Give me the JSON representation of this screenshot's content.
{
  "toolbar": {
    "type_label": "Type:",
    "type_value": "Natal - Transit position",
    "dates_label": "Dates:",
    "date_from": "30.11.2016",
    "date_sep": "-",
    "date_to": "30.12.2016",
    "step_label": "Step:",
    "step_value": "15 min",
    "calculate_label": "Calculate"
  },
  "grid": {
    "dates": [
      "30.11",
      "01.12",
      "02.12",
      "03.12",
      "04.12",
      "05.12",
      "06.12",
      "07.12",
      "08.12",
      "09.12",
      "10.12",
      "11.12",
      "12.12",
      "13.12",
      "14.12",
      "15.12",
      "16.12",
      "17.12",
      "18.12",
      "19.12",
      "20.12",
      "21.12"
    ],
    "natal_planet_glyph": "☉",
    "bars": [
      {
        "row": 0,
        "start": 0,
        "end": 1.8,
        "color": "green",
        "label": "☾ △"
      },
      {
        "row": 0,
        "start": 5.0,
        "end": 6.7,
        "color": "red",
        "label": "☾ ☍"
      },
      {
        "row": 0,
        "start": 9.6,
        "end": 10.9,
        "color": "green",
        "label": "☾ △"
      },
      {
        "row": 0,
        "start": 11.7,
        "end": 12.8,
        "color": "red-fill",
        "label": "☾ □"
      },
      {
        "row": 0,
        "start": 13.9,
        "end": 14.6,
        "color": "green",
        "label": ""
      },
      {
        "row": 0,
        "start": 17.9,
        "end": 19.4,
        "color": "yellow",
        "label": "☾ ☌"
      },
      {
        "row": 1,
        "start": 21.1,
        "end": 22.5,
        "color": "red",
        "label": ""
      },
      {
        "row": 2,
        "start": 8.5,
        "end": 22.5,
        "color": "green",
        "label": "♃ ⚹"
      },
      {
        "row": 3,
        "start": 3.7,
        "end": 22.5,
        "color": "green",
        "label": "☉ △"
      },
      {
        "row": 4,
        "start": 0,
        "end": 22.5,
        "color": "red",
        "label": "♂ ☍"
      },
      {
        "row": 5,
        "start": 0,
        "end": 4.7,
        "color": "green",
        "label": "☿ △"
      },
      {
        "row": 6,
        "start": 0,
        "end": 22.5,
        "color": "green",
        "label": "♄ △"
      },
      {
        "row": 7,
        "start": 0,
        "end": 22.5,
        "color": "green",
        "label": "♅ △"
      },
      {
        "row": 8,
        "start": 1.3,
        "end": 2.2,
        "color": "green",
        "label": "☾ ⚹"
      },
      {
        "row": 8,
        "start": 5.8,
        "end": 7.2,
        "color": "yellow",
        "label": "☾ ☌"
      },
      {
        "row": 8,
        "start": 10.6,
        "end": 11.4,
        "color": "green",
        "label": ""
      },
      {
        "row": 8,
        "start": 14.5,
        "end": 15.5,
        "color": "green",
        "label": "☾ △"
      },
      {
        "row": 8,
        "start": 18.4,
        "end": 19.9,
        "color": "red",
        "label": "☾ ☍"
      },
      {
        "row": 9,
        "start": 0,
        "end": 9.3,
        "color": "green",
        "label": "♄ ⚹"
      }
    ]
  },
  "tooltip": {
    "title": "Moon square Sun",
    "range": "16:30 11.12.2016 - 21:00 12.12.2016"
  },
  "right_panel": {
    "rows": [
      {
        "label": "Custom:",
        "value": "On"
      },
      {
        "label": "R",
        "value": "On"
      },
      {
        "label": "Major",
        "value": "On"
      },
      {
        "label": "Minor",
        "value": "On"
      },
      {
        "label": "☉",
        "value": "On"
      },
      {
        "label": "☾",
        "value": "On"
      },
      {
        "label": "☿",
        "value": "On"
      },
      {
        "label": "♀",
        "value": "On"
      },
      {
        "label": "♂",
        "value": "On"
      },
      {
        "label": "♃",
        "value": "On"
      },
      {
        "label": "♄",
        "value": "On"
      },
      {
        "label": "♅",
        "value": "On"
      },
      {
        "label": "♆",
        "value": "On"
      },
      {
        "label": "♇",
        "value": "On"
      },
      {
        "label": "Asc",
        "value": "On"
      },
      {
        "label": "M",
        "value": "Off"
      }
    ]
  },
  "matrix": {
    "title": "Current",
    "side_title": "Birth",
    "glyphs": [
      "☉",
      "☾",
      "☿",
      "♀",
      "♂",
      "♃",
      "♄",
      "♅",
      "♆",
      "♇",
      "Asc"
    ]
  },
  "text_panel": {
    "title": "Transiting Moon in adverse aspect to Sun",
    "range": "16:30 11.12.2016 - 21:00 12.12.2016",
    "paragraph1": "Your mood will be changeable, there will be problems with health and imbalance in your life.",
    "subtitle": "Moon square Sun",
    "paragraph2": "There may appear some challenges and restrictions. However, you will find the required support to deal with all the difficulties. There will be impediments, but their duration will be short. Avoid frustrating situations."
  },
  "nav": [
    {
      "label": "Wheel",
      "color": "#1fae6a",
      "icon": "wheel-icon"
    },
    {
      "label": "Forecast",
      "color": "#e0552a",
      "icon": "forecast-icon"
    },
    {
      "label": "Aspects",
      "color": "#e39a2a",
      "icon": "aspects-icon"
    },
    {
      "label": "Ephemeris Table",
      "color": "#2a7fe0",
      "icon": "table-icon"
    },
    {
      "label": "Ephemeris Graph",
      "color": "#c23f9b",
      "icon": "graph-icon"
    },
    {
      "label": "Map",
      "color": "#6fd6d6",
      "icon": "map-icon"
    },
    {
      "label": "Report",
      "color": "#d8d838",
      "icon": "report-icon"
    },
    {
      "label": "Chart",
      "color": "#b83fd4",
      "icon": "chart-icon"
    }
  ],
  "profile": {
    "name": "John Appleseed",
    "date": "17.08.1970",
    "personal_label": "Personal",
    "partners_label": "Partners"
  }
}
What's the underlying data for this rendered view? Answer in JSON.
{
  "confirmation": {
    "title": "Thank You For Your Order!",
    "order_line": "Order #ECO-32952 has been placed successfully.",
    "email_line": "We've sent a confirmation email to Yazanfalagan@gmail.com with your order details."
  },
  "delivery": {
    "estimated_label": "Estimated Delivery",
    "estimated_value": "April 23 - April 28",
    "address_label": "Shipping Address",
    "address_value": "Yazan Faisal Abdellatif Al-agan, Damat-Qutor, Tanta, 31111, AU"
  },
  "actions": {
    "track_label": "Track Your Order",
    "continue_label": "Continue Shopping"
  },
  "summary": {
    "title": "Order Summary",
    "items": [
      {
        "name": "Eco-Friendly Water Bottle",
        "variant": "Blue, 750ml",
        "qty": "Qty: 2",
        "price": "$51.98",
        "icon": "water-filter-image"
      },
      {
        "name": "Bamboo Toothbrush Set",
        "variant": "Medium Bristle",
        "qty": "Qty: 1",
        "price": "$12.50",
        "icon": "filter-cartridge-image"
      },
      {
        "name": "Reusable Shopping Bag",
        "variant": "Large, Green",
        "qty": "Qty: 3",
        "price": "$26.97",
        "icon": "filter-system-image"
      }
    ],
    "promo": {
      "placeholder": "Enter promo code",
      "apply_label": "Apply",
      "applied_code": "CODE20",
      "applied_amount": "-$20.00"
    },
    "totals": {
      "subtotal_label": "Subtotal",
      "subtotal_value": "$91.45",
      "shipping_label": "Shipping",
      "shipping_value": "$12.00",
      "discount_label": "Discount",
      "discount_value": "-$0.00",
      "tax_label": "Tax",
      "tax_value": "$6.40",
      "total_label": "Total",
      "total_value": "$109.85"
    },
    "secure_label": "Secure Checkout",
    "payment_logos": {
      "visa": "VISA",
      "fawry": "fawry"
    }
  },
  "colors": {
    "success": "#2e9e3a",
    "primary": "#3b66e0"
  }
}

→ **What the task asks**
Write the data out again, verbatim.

→ **Written answer**
Give me the JSON representation of this screenshot's content.
{
  "toolbar": {
    "type_label": "Type:",
    "type_value": "Natal - Transit position",
    "dates_label": "Dates:",
    "date_from": "30.11.2016",
    "date_sep": "-",
    "date_to": "30.12.2016",
    "step_label": "Step:",
    "step_value": "15 min",
    "calculate_label": "Calculate"
  },
  "grid": {
    "dates": [
      "30.11",
      "01.12",
      "02.12",
      "03.12",
      "04.12",
      "05.12",
      "06.12",
      "07.12",
      "08.12",
      "09.12",
      "10.12",
      "11.12",
      "12.12",
      "13.12",
      "14.12",
      "15.12",
      "16.12",
      "17.12",
      "18.12",
      "19.12",
      "20.12",
      "21.12"
    ],
    "natal_planet_glyph": "☉",
    "bars": [
      {
        "row": 0,
        "start": 0,
        "end": 1.8,
        "color": "green",
        "label": "☾ △"
      },
      {
        "row": 0,
        "start": 5.0,
        "end": 6.7,
        "color": "red",
        "label": "☾ ☍"
      },
      {
        "row": 0,
        "start": 9.6,
        "end": 10.9,
        "color": "green",
        "label": "☾ △"
      },
      {
        "row": 0,
        "start": 11.7,
        "end": 12.8,
        "color": "red-fill",
        "label": "☾ □"
      },
      {
        "row": 0,
        "start": 13.9,
        "end": 14.6,
        "color": "green",
        "label": ""
      },
      {
        "row": 0,
        "start": 17.9,
        "end": 19.4,
        "color": "yellow",
        "label": "☾ ☌"
      },
      {
        "row": 1,
        "start": 21.1,
        "end": 22.5,
        "color": "red",
        "label": ""
      },
      {
        "row": 2,
        "start": 8.5,
        "end": 22.5,
        "color": "green",
        "label": "♃ ⚹"
      },
      {
        "row": 3,
        "start": 3.7,
        "end": 22.5,
        "color": "green",
        "label": "☉ △"
      },
      {
        "row": 4,
        "start": 0,
        "end": 22.5,
        "color": "red",
        "label": "♂ ☍"
      },
      {
        "row": 5,
        "start": 0,
        "end": 4.7,
        "color": "green",
        "label": "☿ △"
      },
      {
        "row": 6,
        "start": 0,
        "end": 22.5,
        "color": "green",
        "label": "♄ △"
      },
      {
        "row": 7,
        "start": 0,
        "end": 22.5,
        "color": "green",
        "label": "♅ △"
      },
      {
        "row": 8,
        "start": 1.3,
        "end": 2.2,
        "color": "green",
        "label": "☾ ⚹"
      },
      {
        "row": 8,
        "start": 5.8,
        "end": 7.2,
        "color": "yellow",
        "label": "☾ ☌"
      },
      {
        "row": 8,
        "start": 10.6,
        "end": 11.4,
        "color": "green",
        "label": ""
      },
      {
        "row": 8,
        "start": 14.5,
        "end": 15.5,
        "color": "green",
        "label": "☾ △"
      },
      {
        "row": 8,
        "start": 18.4,
        "end": 19.9,
        "color": "red",
        "label": "☾ ☍"
      },
      {
        "row": 9,
        "start": 0,
        "end": 9.3,
        "color": "green",
        "label": "♄ ⚹"
      }
    ]
  },
  "tooltip": {
    "title": "Moon square Sun",
    "range": "16:30 11.12.2016 - 21:00 12.12.2016"
  },
  "right_panel": {
    "rows": [
      {
        "label": "Custom:",
        "value": "On"
      },
      {
        "label": "R",
        "value": "On"
      },
      {
        "label": "Major",
        "value": "On"
      },
      {
        "label": "Minor",
        "value": "On"
      },
      {
        "label": "☉",
        "value": "On"
      },
      {
        "label": "☾",
        "value": "On"
      },
      {
        "label": "☿",
        "value": "On"
      },
      {
        "label": "♀",
        "value": "On"
      },
      {
        "label": "♂",
        "value": "On"
      },
      {
        "label": "♃",
        "value": "On"
      },
      {
        "label": "♄",
        "value": "On"
      },
      {
        "label": "♅",
        "value": "On"
      },
      {
        "label": "♆",
        "value": "On"
      },
      {
        "label": "♇",
        "value": "On"
      },
      {
        "label": "Asc",
        "value": "On"
      },
      {
        "label": "M",
        "value": "Off"
      }
    ]
  },
  "matrix": {
    "title": "Current",
    "side_title": "Birth",
    "glyphs": [
      "☉",
      "☾",
      "☿",
      "♀",
      "♂",
      "♃",
      "♄",
      "♅",
      "♆",
      "♇",
      "Asc"
    ]
  },
  "text_panel": {
    "title": "Transiting Moon in adverse aspect to Sun",
    "range": "16:30 11.12.2016 - 21:00 12.12.2016",
    "paragraph1": "Your mood will be changeable, there will be problems with health and imbalance in your life.",
    "subtitle": "Moon square Sun",
    "paragraph2": "There may appear some challenges and restrictions. However, you will find the required support to deal with all the difficulties. There will be impediments, but their duration will be short. Avoid frustrating situations."
  },
  "nav": [
    {
      "label": "Wheel",
      "color": "#1fae6a",
      "icon": "wheel-icon"
    },
    {
      "label": "Forecast",
      "color": "#e0552a",
      "icon": "forecast-icon"
    },
    {
      "label": "Aspects",
      "color": "#e39a2a",
      "icon": "aspects-icon"
    },
    {
      "label": "Ephemeris Table",
      "color": "#2a7fe0",
      "icon": "table-icon"
    },
    {
      "label": "Ephemeris Graph",
      "color": "#c23f9b",
      "icon": "graph-icon"
    },
    {
      "label": "Map",
      "color": "#6fd6d6",
      "icon": "map-icon"
    },
    {
      "label": "Report",
      "color": "#d8d838",
      "icon": "report-icon"
    },
    {
      "label": "Chart",
      "color": "#b83fd4",
      "icon": "chart-icon"
    }
  ],
  "profile": {
    "name": "John Appleseed",
    "date": "17.08.1970",
    "personal_label": "Personal",
    "partners_label": "Partners"
  }
}
What's the underlying data for this rendered view? Answer in JSON.
{
  "confirmation": {
    "title": "Thank You For Your Order!",
    "order_line": "Order #ECO-32952 has been placed successfully.",
    "email_line": "We've sent a confirmation email to Yazanfalagan@gmail.com with your order details."
  },
  "delivery": {
    "estimated_label": "Estimated Delivery",
    "estimated_value": "April 23 - April 28",
    "address_label": "Shipping Address",
    "address_value": "Yazan Faisal Abdellatif Al-agan, Damat-Qutor, Tanta, 31111, AU"
  },
  "actions": {
    "track_label": "Track Your Order",
    "continue_label": "Continue Shopping"
  },
  "summary": {
    "title": "Order Summary",
    "items": [
      {
        "name": "Eco-Friendly Water Bottle",
        "variant": "Blue, 750ml",
        "qty": "Qty: 2",
        "price": "$51.98",
        "icon": "water-filter-image"
      },
      {
        "name": "Bamboo Toothbrush Set",
        "variant": "Medium Bristle",
        "qty": "Qty: 1",
        "price": "$12.50",
        "icon": "filter-cartridge-image"
      },
      {
        "name": "Reusable Shopping Bag",
        "variant": "Large, Green",
        "qty": "Qty: 3",
        "price": "$26.97",
        "icon": "filter-system-image"
      }
    ],
    "promo": {
      "placeholder": "Enter promo code",
      "apply_label": "Apply",
      "applied_code": "CODE20",
      "applied_amount": "-$20.00"
    },
    "totals": {
      "subtotal_label": "Subtotal",
      "subtotal_value": "$91.45",
      "shipping_label": "Shipping",
      "shipping_value": "$12.00",
      "discount_label": "Discount",
      "discount_value": "-$0.00",
      "tax_label": "Tax",
      "tax_value": "$6.40",
      "total_label": "Total",
      "total_value": "$109.85"
    },
    "secure_label": "Secure Checkout",
    "payment_logos": {
      "visa": "VISA",
      "fawry": "fawry"
    }
  },
  "colors": {
    "success": "#2e9e3a",
    "primary": "#3b66e0"
  }
}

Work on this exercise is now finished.